Segment Start: Material shown

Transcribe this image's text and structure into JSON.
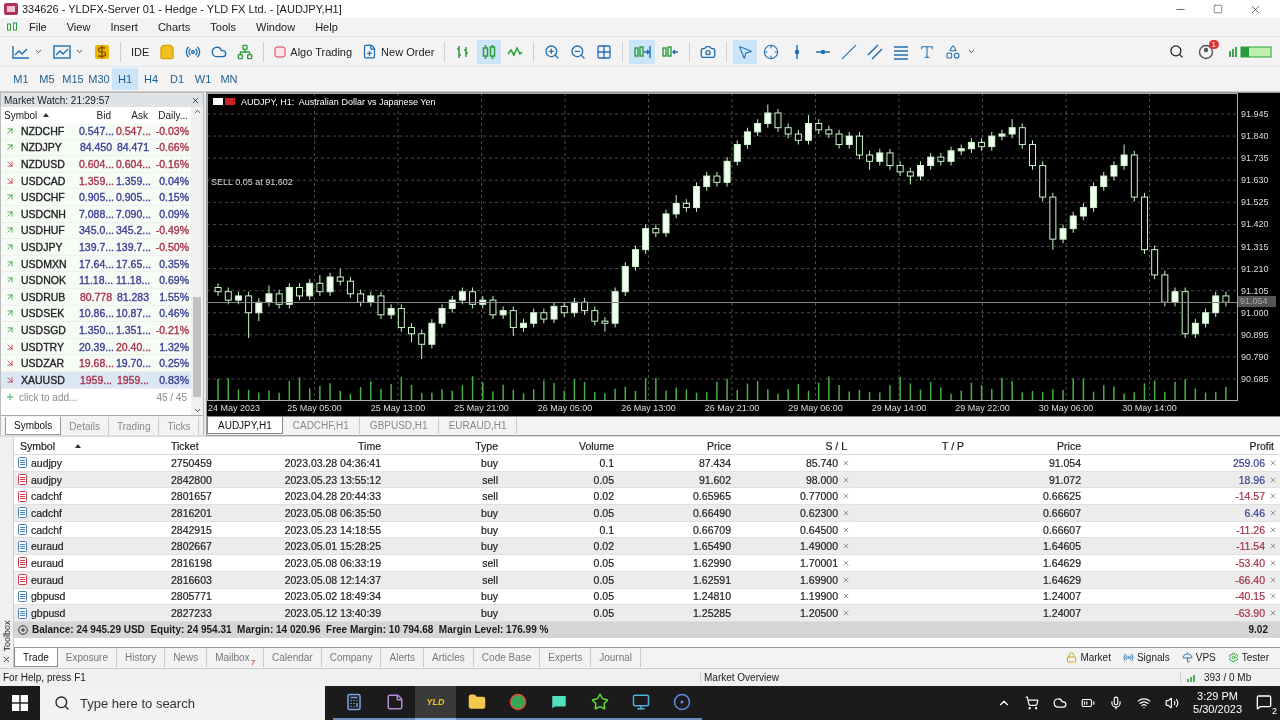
{
  "window": {
    "title": "334626 - YLDFX-Server 01 - Hedge - YLD FX Ltd. - [AUDJPY,H1]"
  },
  "menu": [
    "File",
    "View",
    "Insert",
    "Charts",
    "Tools",
    "Window",
    "Help"
  ],
  "toolbar": {
    "ide_label": "IDE",
    "algo_trading": "Algo Trading",
    "new_order": "New Order",
    "notification_count": "1",
    "chart_types": [
      {
        "kind": "bars",
        "selected": false
      },
      {
        "kind": "candles",
        "selected": true
      },
      {
        "kind": "line",
        "selected": false
      }
    ],
    "auto_scroll": true,
    "chart_shift": false,
    "tools": [
      {
        "kind": "cursor",
        "selected": true
      },
      {
        "kind": "crosshair",
        "selected": false
      },
      {
        "kind": "vertical",
        "selected": false
      },
      {
        "kind": "horizontal",
        "selected": false
      },
      {
        "kind": "trend",
        "selected": false
      },
      {
        "kind": "channel",
        "selected": false
      },
      {
        "kind": "fibo",
        "selected": false
      },
      {
        "kind": "text",
        "selected": false
      },
      {
        "kind": "shapes",
        "selected": false
      }
    ]
  },
  "timeframes": [
    {
      "label": "M1",
      "selected": false
    },
    {
      "label": "M5",
      "selected": false
    },
    {
      "label": "M15",
      "selected": false
    },
    {
      "label": "M30",
      "selected": false
    },
    {
      "label": "H1",
      "selected": true
    },
    {
      "label": "H4",
      "selected": false
    },
    {
      "label": "D1",
      "selected": false
    },
    {
      "label": "W1",
      "selected": false
    },
    {
      "label": "MN",
      "selected": false
    }
  ],
  "market_watch": {
    "title": "Market Watch: 21:29:57",
    "columns": [
      "Symbol",
      "Bid",
      "Ask",
      "Daily..."
    ],
    "rows": [
      {
        "kind": "rising",
        "symbol": "NZDCHF",
        "bid": {
          "text": "0.547...",
          "color": "#3b3f95"
        },
        "ask": {
          "text": "0.547...",
          "color": "#a8324a"
        },
        "daily": {
          "text": "-0.03%",
          "color": "#a8324a"
        },
        "selected": false
      },
      {
        "kind": "rising",
        "symbol": "NZDJPY",
        "bid": {
          "text": "84.450",
          "color": "#3b3f95"
        },
        "ask": {
          "text": "84.471",
          "color": "#3b3f95"
        },
        "daily": {
          "text": "-0.66%",
          "color": "#a8324a"
        },
        "selected": false
      },
      {
        "kind": "falling",
        "symbol": "NZDUSD",
        "bid": {
          "text": "0.604...",
          "color": "#a8324a"
        },
        "ask": {
          "text": "0.604...",
          "color": "#a8324a"
        },
        "daily": {
          "text": "-0.16%",
          "color": "#a8324a"
        },
        "selected": false
      },
      {
        "kind": "falling",
        "symbol": "USDCAD",
        "bid": {
          "text": "1.359...",
          "color": "#a8324a"
        },
        "ask": {
          "text": "1.359...",
          "color": "#3b3f95"
        },
        "daily": {
          "text": "0.04%",
          "color": "#3b3f95"
        },
        "selected": false
      },
      {
        "kind": "rising",
        "symbol": "USDCHF",
        "bid": {
          "text": "0.905...",
          "color": "#3b3f95"
        },
        "ask": {
          "text": "0.905...",
          "color": "#3b3f95"
        },
        "daily": {
          "text": "0.15%",
          "color": "#3b3f95"
        },
        "selected": false
      },
      {
        "kind": "rising",
        "symbol": "USDCNH",
        "bid": {
          "text": "7.088...",
          "color": "#3b3f95"
        },
        "ask": {
          "text": "7.090...",
          "color": "#3b3f95"
        },
        "daily": {
          "text": "0.09%",
          "color": "#3b3f95"
        },
        "selected": false
      },
      {
        "kind": "rising",
        "symbol": "USDHUF",
        "bid": {
          "text": "345.0...",
          "color": "#3b3f95"
        },
        "ask": {
          "text": "345.2...",
          "color": "#3b3f95"
        },
        "daily": {
          "text": "-0.49%",
          "color": "#a8324a"
        },
        "selected": false
      },
      {
        "kind": "rising",
        "symbol": "USDJPY",
        "bid": {
          "text": "139.7...",
          "color": "#3b3f95"
        },
        "ask": {
          "text": "139.7...",
          "color": "#3b3f95"
        },
        "daily": {
          "text": "-0.50%",
          "color": "#a8324a"
        },
        "selected": false
      },
      {
        "kind": "rising",
        "symbol": "USDMXN",
        "bid": {
          "text": "17.64...",
          "color": "#3b3f95"
        },
        "ask": {
          "text": "17.65...",
          "color": "#3b3f95"
        },
        "daily": {
          "text": "0.35%",
          "color": "#3b3f95"
        },
        "selected": false
      },
      {
        "kind": "rising",
        "symbol": "USDNOK",
        "bid": {
          "text": "11.18...",
          "color": "#3b3f95"
        },
        "ask": {
          "text": "11.18...",
          "color": "#3b3f95"
        },
        "daily": {
          "text": "0.69%",
          "color": "#3b3f95"
        },
        "selected": false
      },
      {
        "kind": "rising",
        "symbol": "USDRUB",
        "bid": {
          "text": "80.778",
          "color": "#a8324a"
        },
        "ask": {
          "text": "81.283",
          "color": "#3b3f95"
        },
        "daily": {
          "text": "1.55%",
          "color": "#3b3f95"
        },
        "selected": false
      },
      {
        "kind": "rising",
        "symbol": "USDSEK",
        "bid": {
          "text": "10.86...",
          "color": "#3b3f95"
        },
        "ask": {
          "text": "10.87...",
          "color": "#3b3f95"
        },
        "daily": {
          "text": "0.46%",
          "color": "#3b3f95"
        },
        "selected": false
      },
      {
        "kind": "rising",
        "symbol": "USDSGD",
        "bid": {
          "text": "1.350...",
          "color": "#3b3f95"
        },
        "ask": {
          "text": "1.351...",
          "color": "#3b3f95"
        },
        "daily": {
          "text": "-0.21%",
          "color": "#a8324a"
        },
        "selected": false
      },
      {
        "kind": "falling",
        "symbol": "USDTRY",
        "bid": {
          "text": "20.39...",
          "color": "#3b3f95"
        },
        "ask": {
          "text": "20.40...",
          "color": "#a8324a"
        },
        "daily": {
          "text": "1.32%",
          "color": "#3b3f95"
        },
        "selected": false
      },
      {
        "kind": "falling",
        "symbol": "USDZAR",
        "bid": {
          "text": "19.68...",
          "color": "#a8324a"
        },
        "ask": {
          "text": "19.70...",
          "color": "#3b3f95"
        },
        "daily": {
          "text": "0.25%",
          "color": "#3b3f95"
        },
        "selected": false
      },
      {
        "kind": "falling",
        "symbol": "XAUUSD",
        "bid": {
          "text": "1959...",
          "color": "#a8324a"
        },
        "ask": {
          "text": "1959...",
          "color": "#a8324a"
        },
        "daily": {
          "text": "0.83%",
          "color": "#3b3f95"
        },
        "selected": true
      }
    ],
    "add_row": "click to add...",
    "count": "45 / 45",
    "tabs": [
      {
        "label": "Symbols",
        "selected": true
      },
      {
        "label": "Details",
        "selected": false
      },
      {
        "label": "Trading",
        "selected": false
      },
      {
        "label": "Ticks",
        "selected": false
      }
    ]
  },
  "chart": {
    "header": "AUDJPY, H1:  Australian Dollar vs Japanese Yen",
    "order_label": "SELL 0.05 at 91.602",
    "current_price": "91.054",
    "time_axis": [
      "24 May 2023",
      "25 May 05:00",
      "25 May 13:00",
      "25 May 21:00",
      "26 May 05:00",
      "26 May 13:00",
      "26 May 21:00",
      "29 May 06:00",
      "29 May 14:00",
      "29 May 22:00",
      "30 May 06:00",
      "30 May 14:00"
    ],
    "chart_data": {
      "type": "candlestick",
      "ylim": [
        90.585,
        92.045
      ],
      "grid": true,
      "yticks": [
        {
          "value": 91.945,
          "label": "91.945"
        },
        {
          "value": 91.84,
          "label": "91.840"
        },
        {
          "value": 91.735,
          "label": "91.735"
        },
        {
          "value": 91.63,
          "label": "91.630"
        },
        {
          "value": 91.525,
          "label": "91.525"
        },
        {
          "value": 91.42,
          "label": "91.420"
        },
        {
          "value": 91.315,
          "label": "91.315"
        },
        {
          "value": 91.21,
          "label": "91.210"
        },
        {
          "value": 91.105,
          "label": "91.105"
        },
        {
          "value": 91.0,
          "label": "91.000"
        },
        {
          "value": 90.895,
          "label": "90.895"
        },
        {
          "value": 90.79,
          "label": "90.790"
        },
        {
          "value": 90.685,
          "label": "90.685"
        }
      ],
      "ohlc": [
        [
          91.12,
          91.14,
          91.08,
          91.1
        ],
        [
          91.1,
          91.12,
          91.04,
          91.06
        ],
        [
          91.06,
          91.1,
          91.04,
          91.08
        ],
        [
          91.08,
          91.1,
          90.88,
          91.0
        ],
        [
          91.0,
          91.07,
          90.96,
          91.05
        ],
        [
          91.05,
          91.13,
          91.03,
          91.09
        ],
        [
          91.09,
          91.11,
          91.02,
          91.04
        ],
        [
          91.04,
          91.14,
          91.02,
          91.12
        ],
        [
          91.12,
          91.14,
          91.06,
          91.08
        ],
        [
          91.08,
          91.16,
          91.06,
          91.14
        ],
        [
          91.14,
          91.18,
          91.08,
          91.1
        ],
        [
          91.1,
          91.19,
          91.08,
          91.17
        ],
        [
          91.17,
          91.21,
          91.13,
          91.15
        ],
        [
          91.15,
          91.17,
          91.07,
          91.09
        ],
        [
          91.09,
          91.11,
          91.03,
          91.05
        ],
        [
          91.05,
          91.1,
          91.03,
          91.08
        ],
        [
          91.08,
          91.1,
          90.97,
          90.99
        ],
        [
          90.99,
          91.04,
          90.97,
          91.02
        ],
        [
          91.02,
          91.04,
          90.91,
          90.93
        ],
        [
          90.93,
          90.95,
          90.86,
          90.9
        ],
        [
          90.9,
          90.92,
          90.78,
          90.85
        ],
        [
          90.85,
          90.97,
          90.83,
          90.95
        ],
        [
          90.95,
          91.04,
          90.93,
          91.02
        ],
        [
          91.02,
          91.08,
          91.0,
          91.06
        ],
        [
          91.06,
          91.12,
          91.04,
          91.1
        ],
        [
          91.1,
          91.12,
          91.02,
          91.04
        ],
        [
          91.04,
          91.08,
          91.02,
          91.06
        ],
        [
          91.06,
          91.08,
          90.97,
          90.99
        ],
        [
          90.99,
          91.03,
          90.97,
          91.01
        ],
        [
          91.01,
          91.03,
          90.89,
          90.93
        ],
        [
          90.93,
          90.97,
          90.91,
          90.95
        ],
        [
          90.95,
          91.02,
          90.93,
          91.0
        ],
        [
          91.0,
          91.02,
          90.95,
          90.97
        ],
        [
          90.97,
          91.05,
          90.95,
          91.03
        ],
        [
          91.03,
          91.05,
          90.98,
          91.0
        ],
        [
          91.0,
          91.07,
          90.98,
          91.05
        ],
        [
          91.05,
          91.07,
          90.99,
          91.01
        ],
        [
          91.01,
          91.03,
          90.94,
          90.96
        ],
        [
          90.96,
          90.98,
          90.91,
          90.95
        ],
        [
          90.95,
          91.12,
          90.93,
          91.1
        ],
        [
          91.1,
          91.24,
          91.08,
          91.22
        ],
        [
          91.22,
          91.32,
          91.2,
          91.3
        ],
        [
          91.3,
          91.42,
          91.28,
          91.4
        ],
        [
          91.4,
          91.42,
          91.36,
          91.38
        ],
        [
          91.38,
          91.49,
          91.36,
          91.47
        ],
        [
          91.47,
          91.56,
          91.45,
          91.52
        ],
        [
          91.52,
          91.54,
          91.48,
          91.5
        ],
        [
          91.5,
          91.62,
          91.48,
          91.6
        ],
        [
          91.6,
          91.67,
          91.58,
          91.65
        ],
        [
          91.65,
          91.67,
          91.6,
          91.62
        ],
        [
          91.62,
          91.74,
          91.6,
          91.72
        ],
        [
          91.72,
          91.82,
          91.7,
          91.8
        ],
        [
          91.8,
          91.88,
          91.78,
          91.86
        ],
        [
          91.86,
          91.92,
          91.84,
          91.9
        ],
        [
          91.9,
          91.99,
          91.88,
          91.95
        ],
        [
          91.95,
          91.97,
          91.86,
          91.88
        ],
        [
          91.88,
          91.9,
          91.83,
          91.85
        ],
        [
          91.85,
          91.87,
          91.8,
          91.82
        ],
        [
          91.82,
          91.94,
          91.8,
          91.9
        ],
        [
          91.9,
          91.92,
          91.85,
          91.87
        ],
        [
          91.87,
          91.89,
          91.83,
          91.85
        ],
        [
          91.85,
          91.87,
          91.78,
          91.8
        ],
        [
          91.8,
          91.86,
          91.78,
          91.84
        ],
        [
          91.84,
          91.86,
          91.73,
          91.75
        ],
        [
          91.75,
          91.77,
          91.68,
          91.72
        ],
        [
          91.72,
          91.78,
          91.7,
          91.76
        ],
        [
          91.76,
          91.78,
          91.68,
          91.7
        ],
        [
          91.7,
          91.72,
          91.65,
          91.67
        ],
        [
          91.67,
          91.69,
          91.61,
          91.65
        ],
        [
          91.65,
          91.72,
          91.63,
          91.7
        ],
        [
          91.7,
          91.76,
          91.68,
          91.74
        ],
        [
          91.74,
          91.76,
          91.7,
          91.72
        ],
        [
          91.72,
          91.79,
          91.7,
          91.77
        ],
        [
          91.77,
          91.8,
          91.75,
          91.78
        ],
        [
          91.78,
          91.83,
          91.76,
          91.81
        ],
        [
          91.81,
          91.83,
          91.77,
          91.79
        ],
        [
          91.79,
          91.86,
          91.77,
          91.84
        ],
        [
          91.84,
          91.87,
          91.82,
          91.85
        ],
        [
          91.85,
          91.92,
          91.83,
          91.88
        ],
        [
          91.88,
          91.9,
          91.78,
          91.8
        ],
        [
          91.8,
          91.82,
          91.68,
          91.7
        ],
        [
          91.7,
          91.72,
          91.53,
          91.55
        ],
        [
          91.55,
          91.57,
          91.3,
          91.35
        ],
        [
          91.35,
          91.42,
          91.33,
          91.4
        ],
        [
          91.4,
          91.48,
          91.38,
          91.46
        ],
        [
          91.46,
          91.52,
          91.44,
          91.5
        ],
        [
          91.5,
          91.62,
          91.48,
          91.6
        ],
        [
          91.6,
          91.67,
          91.58,
          91.65
        ],
        [
          91.65,
          91.72,
          91.63,
          91.7
        ],
        [
          91.7,
          91.8,
          91.68,
          91.75
        ],
        [
          91.75,
          91.77,
          91.53,
          91.55
        ],
        [
          91.55,
          91.57,
          91.28,
          91.3
        ],
        [
          91.3,
          91.32,
          91.16,
          91.18
        ],
        [
          91.18,
          91.2,
          91.03,
          91.05
        ],
        [
          91.05,
          91.12,
          91.03,
          91.1
        ],
        [
          91.1,
          91.12,
          90.88,
          90.9
        ],
        [
          90.9,
          90.97,
          90.88,
          90.95
        ],
        [
          90.95,
          91.02,
          90.93,
          91.0
        ],
        [
          91.0,
          91.1,
          90.98,
          91.08
        ],
        [
          91.08,
          91.1,
          91.03,
          91.05
        ]
      ]
    },
    "tabs": [
      {
        "label": "AUDJPY,H1",
        "selected": true
      },
      {
        "label": "CADCHF,H1",
        "selected": false
      },
      {
        "label": "GBPUSD,H1",
        "selected": false
      },
      {
        "label": "EURAUD,H1",
        "selected": false
      }
    ]
  },
  "toolbox": {
    "side_label": "Toolbox",
    "columns": [
      "Symbol",
      "Ticket",
      "Time",
      "Type",
      "Volume",
      "Price",
      "S / L",
      "T / P",
      "Price",
      "Profit"
    ],
    "rows": [
      {
        "kind": "buy",
        "symbol": "audjpy",
        "ticket": "2750459",
        "time": "2023.03.28 04:36:41",
        "type": "buy",
        "volume": "0.1",
        "price": "87.434",
        "sl": "85.740",
        "current_price": "91.054",
        "profit": {
          "text": "259.06",
          "color": "#3b3f95"
        }
      },
      {
        "kind": "sell",
        "symbol": "audjpy",
        "ticket": "2842800",
        "time": "2023.05.23 13:55:12",
        "type": "sell",
        "volume": "0.05",
        "price": "91.602",
        "sl": "98.000",
        "current_price": "91.072",
        "profit": {
          "text": "18.96",
          "color": "#3b3f95"
        }
      },
      {
        "kind": "sell",
        "symbol": "cadchf",
        "ticket": "2801657",
        "time": "2023.04.28 20:44:33",
        "type": "sell",
        "volume": "0.02",
        "price": "0.65965",
        "sl": "0.77000",
        "current_price": "0.66625",
        "profit": {
          "text": "-14.57",
          "color": "#a8324a"
        }
      },
      {
        "kind": "buy",
        "symbol": "cadchf",
        "ticket": "2816201",
        "time": "2023.05.08 06:35:50",
        "type": "buy",
        "volume": "0.05",
        "price": "0.66490",
        "sl": "0.62300",
        "current_price": "0.66607",
        "profit": {
          "text": "6.46",
          "color": "#3b3f95"
        }
      },
      {
        "kind": "buy",
        "symbol": "cadchf",
        "ticket": "2842915",
        "time": "2023.05.23 14:18:55",
        "type": "buy",
        "volume": "0.1",
        "price": "0.66709",
        "sl": "0.64500",
        "current_price": "0.66607",
        "profit": {
          "text": "-11.26",
          "color": "#a8324a"
        }
      },
      {
        "kind": "buy",
        "symbol": "euraud",
        "ticket": "2802667",
        "time": "2023.05.01 15:28:25",
        "type": "buy",
        "volume": "0.02",
        "price": "1.65490",
        "sl": "1.49000",
        "current_price": "1.64605",
        "profit": {
          "text": "-11.54",
          "color": "#a8324a"
        }
      },
      {
        "kind": "sell",
        "symbol": "euraud",
        "ticket": "2816198",
        "time": "2023.05.08 06:33:19",
        "type": "sell",
        "volume": "0.05",
        "price": "1.62990",
        "sl": "1.70001",
        "current_price": "1.64629",
        "profit": {
          "text": "-53.40",
          "color": "#a8324a"
        }
      },
      {
        "kind": "sell",
        "symbol": "euraud",
        "ticket": "2816603",
        "time": "2023.05.08 12:14:37",
        "type": "sell",
        "volume": "0.05",
        "price": "1.62591",
        "sl": "1.69900",
        "current_price": "1.64629",
        "profit": {
          "text": "-66.40",
          "color": "#a8324a"
        }
      },
      {
        "kind": "buy",
        "symbol": "gbpusd",
        "ticket": "2805771",
        "time": "2023.05.02 18:49:34",
        "type": "buy",
        "volume": "0.05",
        "price": "1.24810",
        "sl": "1.19900",
        "current_price": "1.24007",
        "profit": {
          "text": "-40.15",
          "color": "#a8324a"
        }
      },
      {
        "kind": "buy",
        "symbol": "gbpusd",
        "ticket": "2827233",
        "time": "2023.05.12 13:40:39",
        "type": "buy",
        "volume": "0.05",
        "price": "1.25285",
        "sl": "1.20500",
        "current_price": "1.24007",
        "profit": {
          "text": "-63.90",
          "color": "#a8324a"
        }
      }
    ],
    "summary": "Balance: 24 945.29 USD  Equity: 24 954.31  Margin: 14 020.96  Free Margin: 10 794.68  Margin Level: 176.99 %",
    "total_profit": "9.02",
    "tabs": [
      {
        "label": "Trade",
        "selected": true
      },
      {
        "label": "Exposure",
        "selected": false
      },
      {
        "label": "History",
        "selected": false
      },
      {
        "label": "News",
        "selected": false
      },
      {
        "label": "Mailbox",
        "badge": "7",
        "selected": false
      },
      {
        "label": "Calendar",
        "selected": false
      },
      {
        "label": "Company",
        "selected": false
      },
      {
        "label": "Alerts",
        "selected": false
      },
      {
        "label": "Articles",
        "selected": false
      },
      {
        "label": "Code Base",
        "selected": false
      },
      {
        "label": "Experts",
        "selected": false
      },
      {
        "label": "Journal",
        "selected": false
      }
    ],
    "right_tabs": [
      {
        "kind": "market",
        "label": "Market"
      },
      {
        "kind": "signals",
        "label": "Signals"
      },
      {
        "kind": "vps",
        "label": "VPS"
      },
      {
        "kind": "tester",
        "label": "Tester"
      }
    ]
  },
  "status_bar": {
    "help": "For Help, press F1",
    "profile": "Market Overview",
    "traffic": "393 / 0 Mb"
  },
  "taskbar": {
    "search_placeholder": "Type here to search",
    "apps": [
      {
        "kind": "calculator",
        "selected": false
      },
      {
        "kind": "notes",
        "selected": false
      },
      {
        "kind": "terminal",
        "label": "YLD",
        "selected": true
      },
      {
        "kind": "folder",
        "selected": false
      },
      {
        "kind": "browser",
        "selected": false
      },
      {
        "kind": "chat",
        "selected": false
      },
      {
        "kind": "star",
        "selected": false
      },
      {
        "kind": "monitor",
        "selected": false
      },
      {
        "kind": "ring",
        "selected": false
      }
    ],
    "time": "3:29 PM",
    "date": "5/30/2023",
    "notifications": "2"
  }
}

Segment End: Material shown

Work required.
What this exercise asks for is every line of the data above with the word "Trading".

Your solution.
    "algo_trading": "Algo Trading",
        "label": "Trading",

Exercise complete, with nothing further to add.